Exercise input |
= = = =

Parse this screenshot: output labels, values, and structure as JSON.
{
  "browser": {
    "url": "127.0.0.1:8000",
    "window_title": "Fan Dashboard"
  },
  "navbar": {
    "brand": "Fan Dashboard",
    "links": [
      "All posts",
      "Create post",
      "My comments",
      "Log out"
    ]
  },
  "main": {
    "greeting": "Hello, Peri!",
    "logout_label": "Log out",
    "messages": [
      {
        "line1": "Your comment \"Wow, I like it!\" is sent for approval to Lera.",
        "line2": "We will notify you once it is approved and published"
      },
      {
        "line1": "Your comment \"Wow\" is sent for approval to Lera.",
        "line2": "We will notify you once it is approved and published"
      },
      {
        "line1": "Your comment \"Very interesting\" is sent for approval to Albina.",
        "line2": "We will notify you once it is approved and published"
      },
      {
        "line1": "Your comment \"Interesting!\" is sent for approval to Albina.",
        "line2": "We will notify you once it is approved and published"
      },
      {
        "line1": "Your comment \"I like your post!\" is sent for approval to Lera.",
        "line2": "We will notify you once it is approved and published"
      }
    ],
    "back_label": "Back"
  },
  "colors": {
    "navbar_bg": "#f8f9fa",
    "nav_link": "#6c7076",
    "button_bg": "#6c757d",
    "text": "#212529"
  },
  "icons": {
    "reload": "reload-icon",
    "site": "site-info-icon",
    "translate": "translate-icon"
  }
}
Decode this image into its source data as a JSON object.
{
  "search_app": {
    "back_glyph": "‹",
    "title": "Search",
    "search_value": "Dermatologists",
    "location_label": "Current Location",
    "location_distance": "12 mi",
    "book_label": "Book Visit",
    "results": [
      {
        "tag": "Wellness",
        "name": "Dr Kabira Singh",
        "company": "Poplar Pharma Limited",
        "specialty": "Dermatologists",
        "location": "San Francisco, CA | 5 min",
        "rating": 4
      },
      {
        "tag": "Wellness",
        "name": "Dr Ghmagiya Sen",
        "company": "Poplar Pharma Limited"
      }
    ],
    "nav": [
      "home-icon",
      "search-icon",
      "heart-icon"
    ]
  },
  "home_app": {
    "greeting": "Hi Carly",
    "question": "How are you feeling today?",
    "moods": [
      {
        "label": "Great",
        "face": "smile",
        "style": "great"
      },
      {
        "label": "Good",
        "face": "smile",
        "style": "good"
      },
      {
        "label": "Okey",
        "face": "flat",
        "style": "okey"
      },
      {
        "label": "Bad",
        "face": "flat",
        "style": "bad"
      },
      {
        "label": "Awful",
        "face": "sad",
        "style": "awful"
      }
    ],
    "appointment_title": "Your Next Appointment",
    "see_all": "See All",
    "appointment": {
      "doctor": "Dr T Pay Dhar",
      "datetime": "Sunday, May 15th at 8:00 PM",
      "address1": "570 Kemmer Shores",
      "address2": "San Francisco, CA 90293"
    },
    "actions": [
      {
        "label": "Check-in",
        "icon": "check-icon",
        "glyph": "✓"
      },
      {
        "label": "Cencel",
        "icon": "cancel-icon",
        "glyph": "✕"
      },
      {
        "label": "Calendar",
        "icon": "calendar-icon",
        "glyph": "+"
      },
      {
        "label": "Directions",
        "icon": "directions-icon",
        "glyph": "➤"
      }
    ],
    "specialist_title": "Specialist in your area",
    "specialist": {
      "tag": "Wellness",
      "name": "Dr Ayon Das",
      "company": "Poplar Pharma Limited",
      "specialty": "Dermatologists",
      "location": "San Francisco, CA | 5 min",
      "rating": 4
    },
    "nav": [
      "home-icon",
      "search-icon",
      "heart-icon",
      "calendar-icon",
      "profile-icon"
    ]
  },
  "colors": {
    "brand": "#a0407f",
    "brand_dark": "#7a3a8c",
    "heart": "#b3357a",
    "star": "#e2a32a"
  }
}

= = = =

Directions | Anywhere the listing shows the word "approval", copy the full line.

Response to this exercise |
        "line1": "Your comment \"Wow, I like it!\" is sent for approval to Lera.",
        "line1": "Your comment \"Wow\" is sent for approval to Lera.",
        "line1": "Your comment \"Very interesting\" is sent for approval to Albina.",
        "line1": "Your comment \"Interesting!\" is sent for approval to Albina.",
        "line1": "Your comment \"I like your post!\" is sent for approval to Lera.",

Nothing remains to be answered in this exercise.